These photos of a barn raising crew were recently donated to the York County Heritage Trust Library/Archives. They are unidentified as to location, but are probably of the building of a York County barn. Please let me know if you recognize any of the people in the photos.

We have all seen these huge barns as we travel around York County, but how often do we marvel at how they were built a century or two ago, with just hand tools? Most York County barns are what are known as the Pennsylvania barn or Switzer barn. They ar eoften built on a natural incline, so that there are stables at ground level with a protective forebay, which is an extension of the floor on the upper level.

The upper level has plenty of room to store hay, straw and grain, and a threshing floor was initially used to separate the grain from the straw. A wide ramp of earth leads to the upper level doors so that the crops can be hauled in.

To build a barn, you found a carpenter with experience building barns, and then you needed all your friends, neighbors and relatives to provide the man power. I’m glad they included the aproned women on the photo above, because they would also be working hard that day. Can you imagine how much food they had to prepare to feed all those men and boys?

Community barn raisings were common into the 20th century, and still done by the Amish in this area. H. Winslow Fegley wrote a rather folksy article on barn raising in 1914 for Rural Manhood, Devoted to the County Work of the Young Men’s Christian Association in Village, Town and Country.

Barns not only had to be initially built, but since straw and hay are rather flammable, they sometimes have to be replaced. Looking at the above photo, I wonder if this was a replacement barn. Even though it has boards nearly covering it, the ramp up to the barn door opening looks like is has been there for a while, with grass growing on it.

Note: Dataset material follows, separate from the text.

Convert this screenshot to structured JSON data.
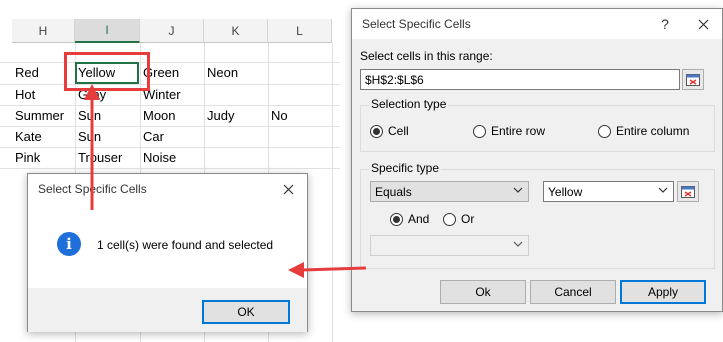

The Pennsylvania Historical and Museum Commission has a page on barn types on its website. If you are a real barn enthusiast, you can also join the Pennsylvania-based Historic Barn and Farm Foundation.